Our understanding of the biogeochemistry of the shelf seas is limited and many processes are poorly understood, in particular the biogeochemical budgets of carbon and nutrients. The key questions include is the UK continental shelf a source or sink for carbon and nitrogen remain unanswered. In addition there are gaps in our knowledge of some of the key physical, chemical and biological controls on biogeochemical cycles. By synthesising empirical knowledge into quantitative descriptions, computer models allow scientists to investigate the functioning of, and interactions between, ecology, biogeochemistry, anthropogenic pressures and climate.
Our overarching scientific goal is to enhance our capacity to assess the controls on biogeochemical cycling and hence to quantify with uncertainties the budgets of carbon, nitrogen, phosphorous and silicon including their response to climate, natural variability and anthropogenic stress. The underpinning strategic goal is to develop a new shelf seas biogeochemical model system, coupled to a state of the art physical model, capable of predicting regional impacts of environmental change from days to decades.
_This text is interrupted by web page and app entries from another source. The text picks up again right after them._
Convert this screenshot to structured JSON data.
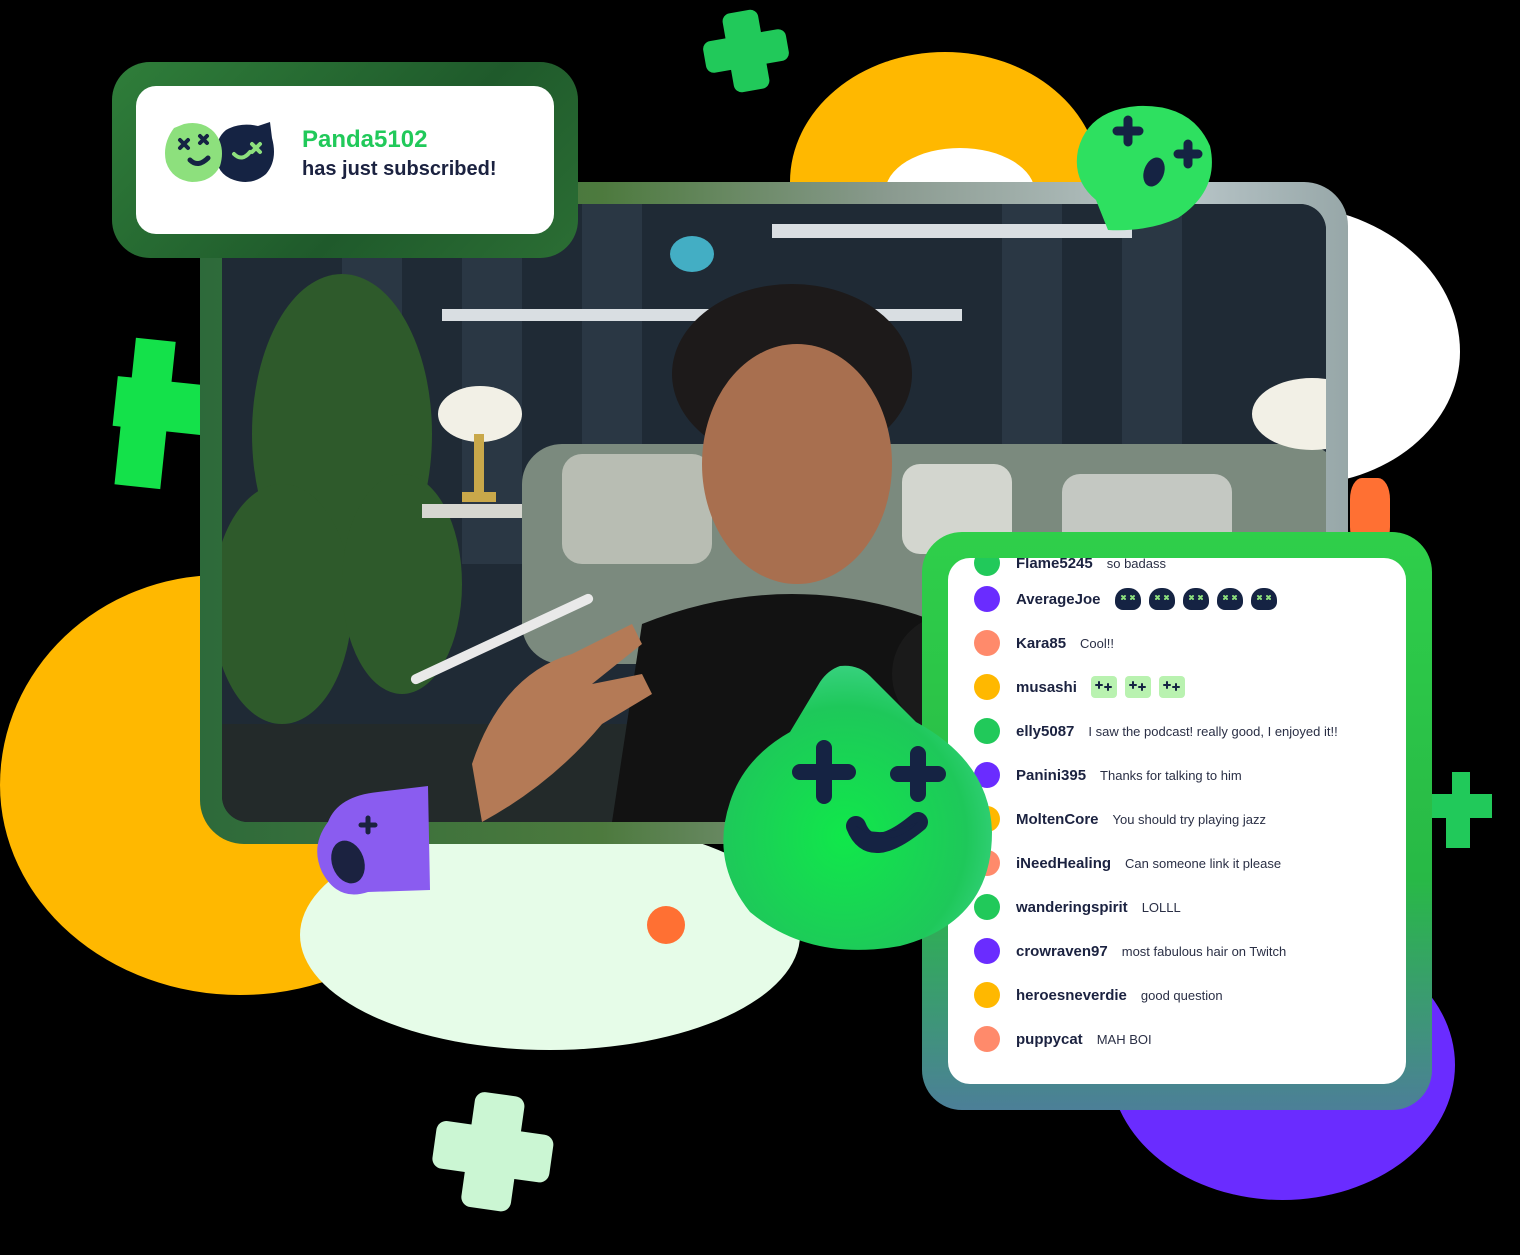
{
  "colors": {
    "accent_green": "#21c95a",
    "bright_green": "#14e14a",
    "yellow": "#ffb800",
    "purple": "#6a2cff",
    "orange": "#ff7033",
    "navy": "#152343",
    "light_green": "#e6fce8"
  },
  "notification": {
    "username": "Panda5102",
    "message": "has just subscribed!",
    "icon": "mascot-pair-icon"
  },
  "chat": {
    "partial_row": {
      "user": "Flame5245",
      "msg": "so badass"
    },
    "messages": [
      {
        "user": "AverageJoe",
        "msg": "",
        "avatar": "#6a2cff",
        "emotes": 5,
        "emote_style": "navy"
      },
      {
        "user": "Kara85",
        "msg": "Cool!!",
        "avatar": "#ff8a6b",
        "emotes": 0
      },
      {
        "user": "musashi",
        "msg": "",
        "avatar": "#ffb800",
        "emotes": 3,
        "emote_style": "lightgreen"
      },
      {
        "user": "elly5087",
        "msg": "I saw the podcast! really good, I enjoyed it!!",
        "avatar": "#21c95a",
        "emotes": 0
      },
      {
        "user": "Panini395",
        "msg": "Thanks for talking to him",
        "avatar": "#6a2cff",
        "emotes": 0
      },
      {
        "user": "MoltenCore",
        "msg": "You should try playing jazz",
        "avatar": "#ffb800",
        "emotes": 0
      },
      {
        "user": "iNeedHealing",
        "msg": "Can someone link it please",
        "avatar": "#ff8a6b",
        "emotes": 0
      },
      {
        "user": "wanderingspirit",
        "msg": "LOLLL",
        "avatar": "#21c95a",
        "emotes": 0
      },
      {
        "user": "crowraven97",
        "msg": "most fabulous hair on Twitch",
        "avatar": "#6a2cff",
        "emotes": 0
      },
      {
        "user": "heroesneverdie",
        "msg": "good question",
        "avatar": "#ffb800",
        "emotes": 0
      },
      {
        "user": "puppycat",
        "msg": "MAH BOI",
        "avatar": "#ff8a6b",
        "emotes": 0
      }
    ]
  },
  "icons": {
    "mascot_big": "happy-green-mascot-icon",
    "mascot_surprised": "surprised-green-mascot-icon",
    "mascot_purple": "purple-mascot-icon"
  }
}
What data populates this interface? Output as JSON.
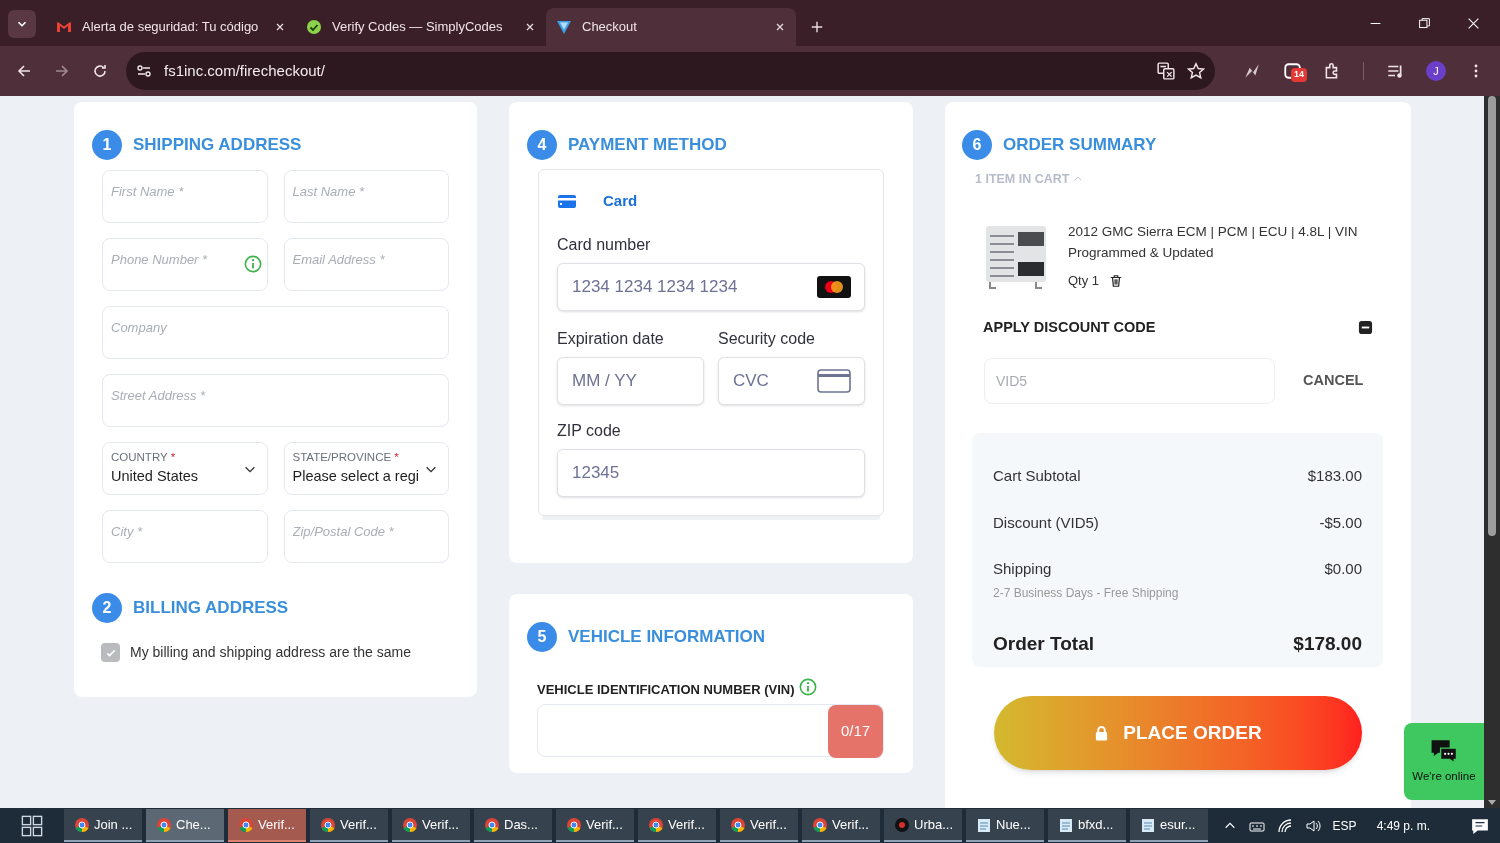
{
  "browser": {
    "tabs": [
      {
        "kind": "mail",
        "title": "Alerta de seguridad: Tu código",
        "selected": false
      },
      {
        "kind": "check",
        "title": "Verify Codes — SimplyCodes",
        "selected": false
      },
      {
        "kind": "logo",
        "title": "Checkout",
        "selected": true
      }
    ],
    "url": "fs1inc.com/firecheckout/",
    "extension_badge": "14",
    "avatar": "J"
  },
  "shipping": {
    "step": "1",
    "title": "SHIPPING ADDRESS",
    "fields": [
      {
        "kind": "text",
        "placeholder": "First Name *",
        "info": false
      },
      {
        "kind": "text",
        "placeholder": "Last Name *",
        "info": false
      },
      {
        "kind": "text",
        "placeholder": "Phone Number *",
        "info": true
      },
      {
        "kind": "text",
        "placeholder": "Email Address *",
        "info": false
      },
      {
        "kind": "wide",
        "placeholder": "Company",
        "info": false
      },
      {
        "kind": "wide",
        "placeholder": "Street Address *",
        "info": false
      },
      {
        "kind": "select",
        "label": "COUNTRY",
        "required_mark": "*",
        "value": "United States"
      },
      {
        "kind": "select",
        "label": "STATE/PROVINCE",
        "required_mark": "*",
        "value": "Please select a regi"
      },
      {
        "kind": "text",
        "placeholder": "City *",
        "info": false
      },
      {
        "kind": "text",
        "placeholder": "Zip/Postal Code *",
        "info": false
      }
    ]
  },
  "billing": {
    "step": "2",
    "title": "BILLING ADDRESS",
    "same_address": {
      "label": "My billing and shipping address are the same",
      "checked": true
    }
  },
  "payment": {
    "step": "4",
    "title": "PAYMENT METHOD",
    "method": "Card",
    "card_number": {
      "label": "Card number",
      "placeholder": "1234 1234 1234 1234"
    },
    "expiry": {
      "label": "Expiration date",
      "placeholder": "MM / YY"
    },
    "security": {
      "label": "Security code",
      "placeholder": "CVC"
    },
    "zip": {
      "label": "ZIP code",
      "placeholder": "12345"
    }
  },
  "vehicle": {
    "step": "5",
    "title": "VEHICLE INFORMATION",
    "vin_label": "VEHICLE IDENTIFICATION NUMBER (VIN)",
    "counter": "0/17"
  },
  "summary": {
    "step": "6",
    "title": "ORDER SUMMARY",
    "cart_count": "1 ITEM IN CART",
    "expanded": true,
    "item": {
      "name": "2012 GMC Sierra ECM | PCM | ECU | 4.8L | VIN Programmed & Updated",
      "qty": "Qty 1"
    },
    "discount": {
      "title": "APPLY DISCOUNT CODE",
      "value": "VID5",
      "disabled": true,
      "cancel": "CANCEL"
    },
    "lines": [
      {
        "label": "Cart Subtotal",
        "amount": "$183.00"
      },
      {
        "label": "Discount (VID5)",
        "amount": "-$5.00"
      },
      {
        "label": "Shipping",
        "amount": "$0.00",
        "note": "2-7 Business Days - Free Shipping"
      }
    ],
    "total": {
      "label": "Order Total",
      "amount": "$178.00"
    },
    "place_order": "PLACE ORDER"
  },
  "chat": {
    "label": "We're online"
  },
  "taskbar": {
    "items": [
      {
        "kind": "chrome",
        "label": "Join ...",
        "selected": false,
        "attention": false
      },
      {
        "kind": "chrome",
        "label": "Che...",
        "selected": true,
        "attention": false
      },
      {
        "kind": "chrome",
        "label": "Verif...",
        "selected": false,
        "attention": true
      },
      {
        "kind": "chrome",
        "label": "Verif...",
        "selected": false,
        "attention": false
      },
      {
        "kind": "chrome",
        "label": "Verif...",
        "selected": false,
        "attention": false
      },
      {
        "kind": "chrome",
        "label": "Das...",
        "selected": false,
        "attention": false
      },
      {
        "kind": "chrome",
        "label": "Verif...",
        "selected": false,
        "attention": false
      },
      {
        "kind": "chrome",
        "label": "Verif...",
        "selected": false,
        "attention": false
      },
      {
        "kind": "chrome",
        "label": "Verif...",
        "selected": false,
        "attention": false
      },
      {
        "kind": "chrome",
        "label": "Verif...",
        "selected": false,
        "attention": false
      },
      {
        "kind": "media",
        "label": "Urba...",
        "selected": false,
        "attention": false
      },
      {
        "kind": "notepad",
        "label": "Nue...",
        "selected": false,
        "attention": false
      },
      {
        "kind": "notepad",
        "label": "bfxd...",
        "selected": false,
        "attention": false
      },
      {
        "kind": "notepad",
        "label": "esur...",
        "selected": false,
        "attention": false
      }
    ],
    "language": "ESP",
    "time": "4:49 p. m."
  }
}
We have released the open-source SSB-ERSEM model as a modelling tool for the marine science community.
ERSEM is a numerical representation of an ecological system, studied to gain understanding of the real-life system. It is designed to simulate carbon and nutrient cycling and ecosystem response in European shelf seas and beyond. This enables scientists to make predictions about future conditions within the Earth system under anthropogenic and climate change.
PML was part of the original consortium which developed ERSEM, and has since continued to develop the original model, finding applications in a number of fields. Working in collaboration with Cefas, NOC and UKMO, this version brings together aspects of ERSEM developments made at PML, Cefas and NIOZ.
By making the model open access and freely available to all including full documentation, the scientists involved hope to foster collaborations within the scientific community, as well as improve transparency and sharing on a global scale. It will also allow the monitoring of ERSEM’s user base, providing adequate and rapid support, enabling them to assess and increase its impact in order to further enhance and refine the model.
The open access model is being made available through the Shelf Seas Biogeochemistry programme, which is funded by the Natural Environment Research Council (NERC) and the Department for Environment, Food & Rural Affairs (Defra).